Rarely seen in children, Demodicosis frequency increases as patients age with a large majority of patients over the age of 45 experiencing varying degrees of infestation. A study published nearly 50 years ago observed Demodicosis in 84 percent of patients with a mean age of 61 and in 100 percent of patients over the age of 70 (Post and Juhlin, 1963). In addition to blepharitis, Demodex can also cause dermatologic manifestations mostly affecting the scalp, face, and upper aspect of the chest.

Ocular Signs and Symptoms

Some patients may be asymptomatic, but when symptomatic they may complain of typical blepharitis symptoms such as burning, itching, redness, and foreign body sensations. All of these signs could also be confused with those of dry eye disease patients. Patients who have Demodicosis will also exhibit signs that are similarly found in the course of other causes of blepharitis and/or meibomian gland dysfunction. Keratin sleeves at the base of the lashes are also a common manifestation of Demodex overgrowth.

For a more definitive diagnosis, which may be prudent in chronic cases of blepharitis that are unresponsive to traditional therapy, the lash(es) can be epilated and microscopically examined using a viscous solution or fluorescein-laden drop of saline. If present, the mites will be clinging to the lashes (Figure 1). Because their presence can be common, overpopulation is defined as six or more mites per 16 lashes or when more than four or five are clinging to one lash. (Coston, 1967).

Figure 1. Eyelash with attached Demodex. Photo provided by Associate Professor IB Kjellevold Haugen, PhD, and Professor JR Bruenech, PhD, Biomedical Research Unit, Faculty of Health Sciences, Buskerud University College, Norway.

Treatment Strategies

If traditional treatment such as lid scrubs and antibiotic therapy has not been initiated, proceed with that prior to starting the ensuing modes of therapy.

Additional treatment beyond what is typically undertaken for blepharitis may consist of the simple application of bland ointment to the lashes and lid margins in an effort to eliminate the mites' ability to breed.
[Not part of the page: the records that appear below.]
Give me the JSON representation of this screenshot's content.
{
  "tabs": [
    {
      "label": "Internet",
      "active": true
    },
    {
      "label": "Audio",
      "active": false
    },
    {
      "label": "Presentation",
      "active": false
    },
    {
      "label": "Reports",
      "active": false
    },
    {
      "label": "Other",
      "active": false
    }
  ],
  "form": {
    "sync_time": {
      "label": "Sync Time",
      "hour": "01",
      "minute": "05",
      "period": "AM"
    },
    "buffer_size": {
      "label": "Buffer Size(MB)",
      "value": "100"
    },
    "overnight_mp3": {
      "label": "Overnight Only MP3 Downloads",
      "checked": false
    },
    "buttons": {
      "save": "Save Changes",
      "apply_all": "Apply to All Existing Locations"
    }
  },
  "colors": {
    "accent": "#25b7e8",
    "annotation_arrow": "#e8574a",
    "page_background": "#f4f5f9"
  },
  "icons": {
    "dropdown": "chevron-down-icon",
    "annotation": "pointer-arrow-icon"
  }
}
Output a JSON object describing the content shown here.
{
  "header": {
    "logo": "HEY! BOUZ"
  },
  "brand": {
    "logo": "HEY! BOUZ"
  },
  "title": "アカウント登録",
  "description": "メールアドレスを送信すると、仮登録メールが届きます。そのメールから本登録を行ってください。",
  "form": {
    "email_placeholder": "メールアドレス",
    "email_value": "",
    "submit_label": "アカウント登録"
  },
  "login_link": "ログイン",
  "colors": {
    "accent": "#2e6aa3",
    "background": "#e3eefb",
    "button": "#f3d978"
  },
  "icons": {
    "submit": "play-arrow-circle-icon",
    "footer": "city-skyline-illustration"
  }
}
Because many of the topical therapies for dermatologic use are not safe around the eye, modern therapies have focused on the use of 50% tea tree oil along with lid massage and tea tree oil ointment for use overnight. Recent studies using ivermectin, an oral medication used by dermatologists to treat rosacea, have been reportedly successful in eradicating the mites when other therapies and approaches have failed (Holzchuh et al, 2011; Filho et al, 2011). CLS

For references, please visit www.clspectrum.com/references.asp and click on document #200.

Dr. Miller is an associate professor and chair of the Clinical Sciences Department at the University of Houston College of Optometry. He is a member of the American Academy of Optometry and the AOA where he serves on its Journal Review Board. He is a consultant or advisor to Alcon and Vistakon and has received research funding from Alcon and CooperVision and lecture or authorship honoraria from Alcon and B+L. You can reach him at wmiller@uh.edu.


Contact Lens Spectrum, Volume: 27 , Issue: July 2012, page(s): 50